Personal Data Leaks In Crypto Are Inevitable, Here’s What Can Be Done

The best cryptoassets and their blockchains, such as Bitcoin (BTC) or Ethereum (ETH) are mostly robust against potential attacks, but the wider crypto ecosystem is dependent on much of the web infrastructure that defines legacy systems.

This point came to fore in July’s Ledger database leak, in which the wallet manufacturer’s ecommerce database was hacked for one million customer emails and more.

However, security experts speaking to Cryptonews.com affirmed that much can be done by the industry and individuals to reduce the scope for breaches. They also affirmed that the likeliest attacks, such as the Ledger breach, are the ones least likely to steal actual private key or wallet info, which is what criminals would need to steal your crypto.

Personal data and private keys
There are two main kinds of potential leak or attack in crypto, as explained to Cryptonews.com by wallet recovery expert Dave Bitcoin.

“There is a significant difference between leaks of personal data (email address, name, date of birth, etc.) and leaks of private keys,” he said.

Conversely, Dave Bitcoin also warned that if a company leaks private keys or recovery phrases, crypto funds can be stolen with very little effort. “Even if the key information is encrypted with passphrases set by the customer, it is quite likely that some passphrases will be guessed, either because they are weak, in existing password lists, or derivable from the customer’s other private information.”

An example of this latter, more serious type of breach is provided by a flaw affecting Coinomi desktop wallets that was discovered in 2019, for instance. It’s also evident in a variety of rogue browser extensions and malware, which can access a user’s private key when a hardware wallet is used.

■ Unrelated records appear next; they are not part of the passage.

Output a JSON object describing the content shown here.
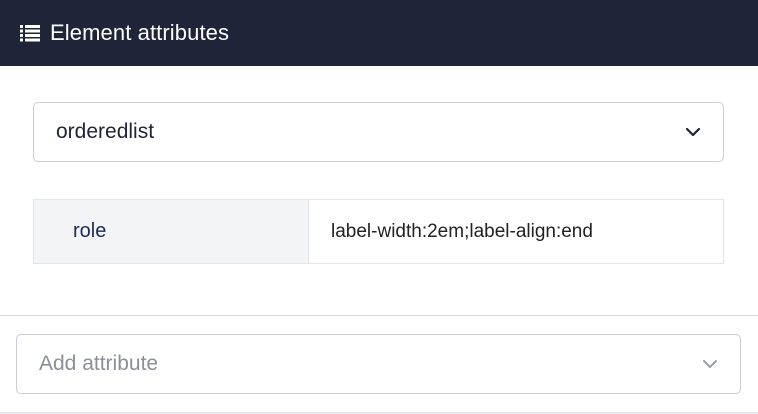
{
  "header": {
    "title": "Element attributes",
    "icon": "list-icon",
    "background": "#1f2438"
  },
  "element_select": {
    "value": "orderedlist",
    "icon": "chevron-down-icon"
  },
  "attributes": [
    {
      "key": "role",
      "value": "label-width:2em;label-align:end"
    }
  ],
  "add_attribute": {
    "placeholder": "Add attribute",
    "icon": "chevron-down-icon"
  }
}
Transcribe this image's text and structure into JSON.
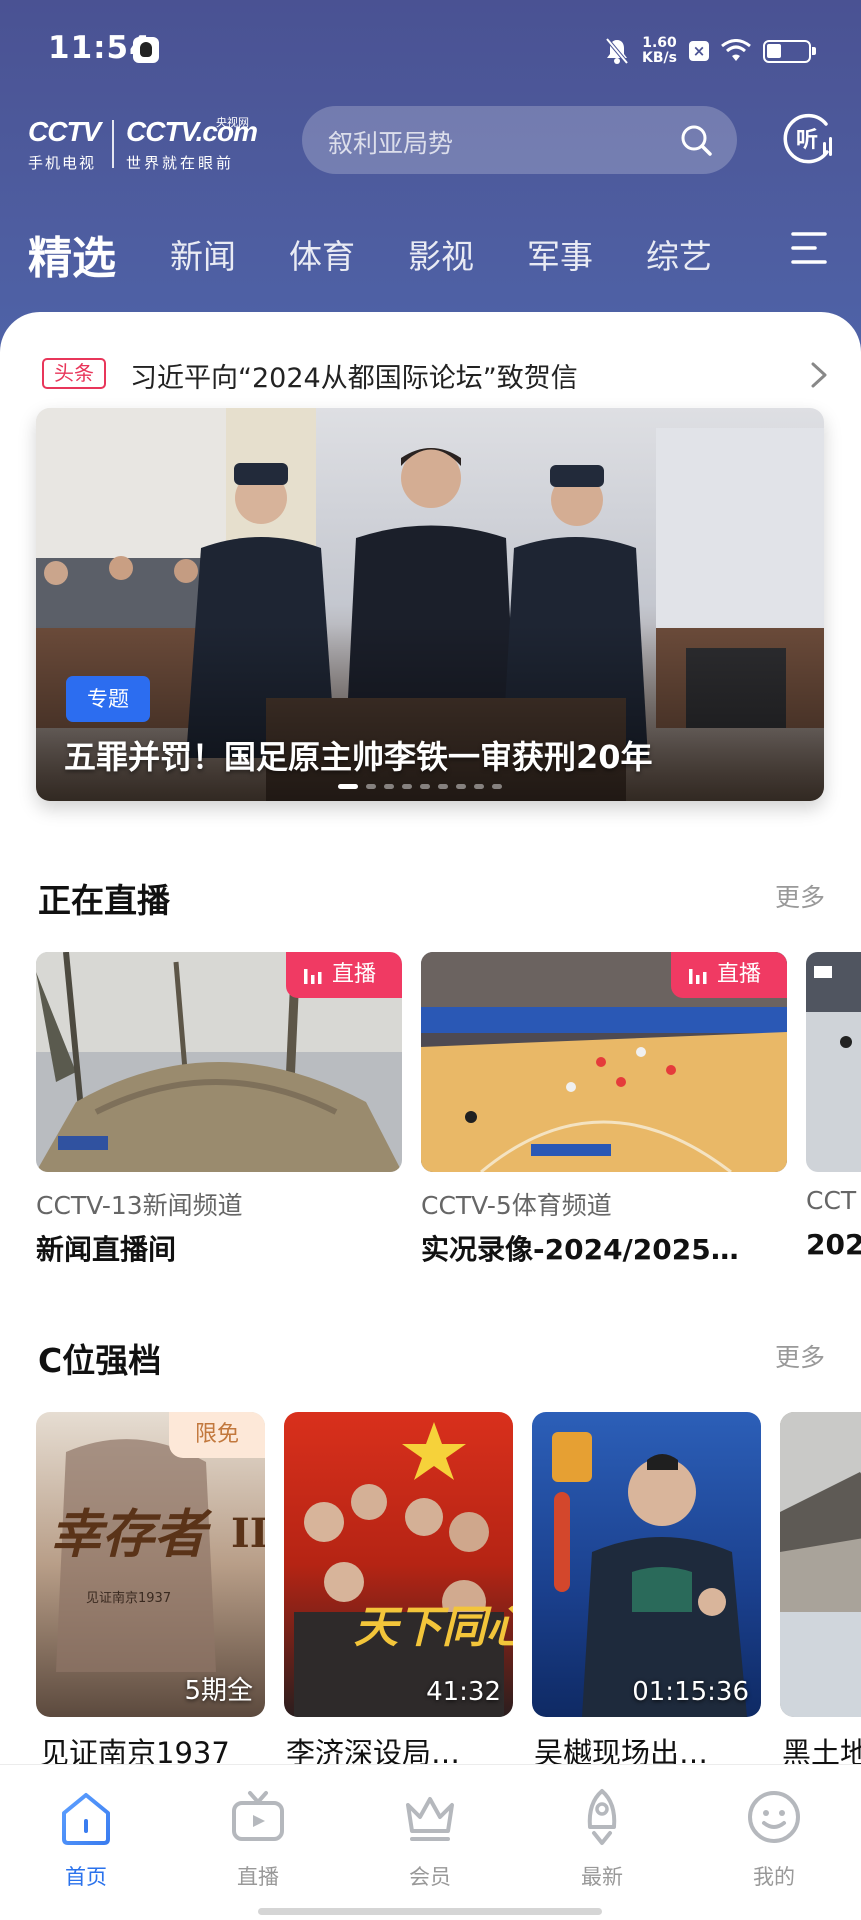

Dave Bitcoin also warned of an intermediate third category.

“These involve leaks which reveal the identity of address owners,” he said.

“For example, if a company leaked a list of customers and blockchain addresses the customer sent cryptocurrency to (for example to exchange, or to pay for goods or services), then the public transaction ledger can be used to track down other transactions by the same customer.”

As he added, this kind of breach potentially exposes the holdings and dealings of a customer and may increase the risk of them being targeted.

What can be done
Developer Daniel Ternyak said that there are a variety of things individuals can do to reduce their exposure to leaks.

“Cryptocurrency investors should make every attempt possible to maintain strong OPSEC [operational security],” he told Cryptonews.com.

“Although it’s difficult to stay constantly vigilant, investors should scrutinize each instance when they’re asking to provide personally identifiable information that can be tied to their ownership of crypto assets.”

By operational security, Ternyak advised individuals to consider their own security from the perspective of a potential hacker. That way, they can more easily pinpoint weak spots and vulnerabilities in how they handle their crypto.

“Even when users are using a hardware wallet, the ‘$5 wrench attack’ is still effective for gaining access to funds,” he added, indicating that users even need to consider their own physical security and exposure.

Dave Bitcoin suggested that the biggest security decision for individual users involves the choice of their crypto wallet.

“Individual users should consider whether a custodial or non-custodial wallet is right for them, and carefully evaluate any non-custodial wallet provider for security practices,” he said. “Which is admittedly hard to do unless the company provides an independent security audit to support their claims.”

As for companies, Marek “Slush” Palatinus, CEO of SatoshiLabs, the manufacturer of the Trezor hardware wallet, advised firms to hold only absolutely necessary personal info, and in as limited a way as possible. The company claims that they purge orders after 90 days from their e-shop database.

“The responsibility of each company should be to limit the impact of such data breaches on their clients; ideally, the amount of collected data should be as small as possible, held for as short a time period as possible,” the CEO told Cryptonews.com.

Palatinus also advocates for greater privacy, so that consumers can make more informed choices.

“The industry should take customers’ privacy seriously and openly inform them what kind of data is being collected and how it is being treated afterward,” he suggested. “Far too often there is a data leak that could have been prevented by just taking better care of it.”

Inevitability
Such steps may reduce the frequency of data breaches. But given that most data breaches affect non-crypto-based systems (such as Ledger’s ecommerce database), they’re likely to remain inevitable to an extent.

Dave Bitcoin said, “Security strategies continue to evolve — one example being the requirement to encrypt all data in transit and at rest (for example in a database or file store). But there is always a means to decrypt the data, so these schemes can be broken if the keys are exposed and the data stores accessed.”

Dave predicted that companies will eventually stop storing personal data indefinitely, which will limit data breaches as far as possible. Of course, crypto holders will always have to take their own personal security as seriously as possible.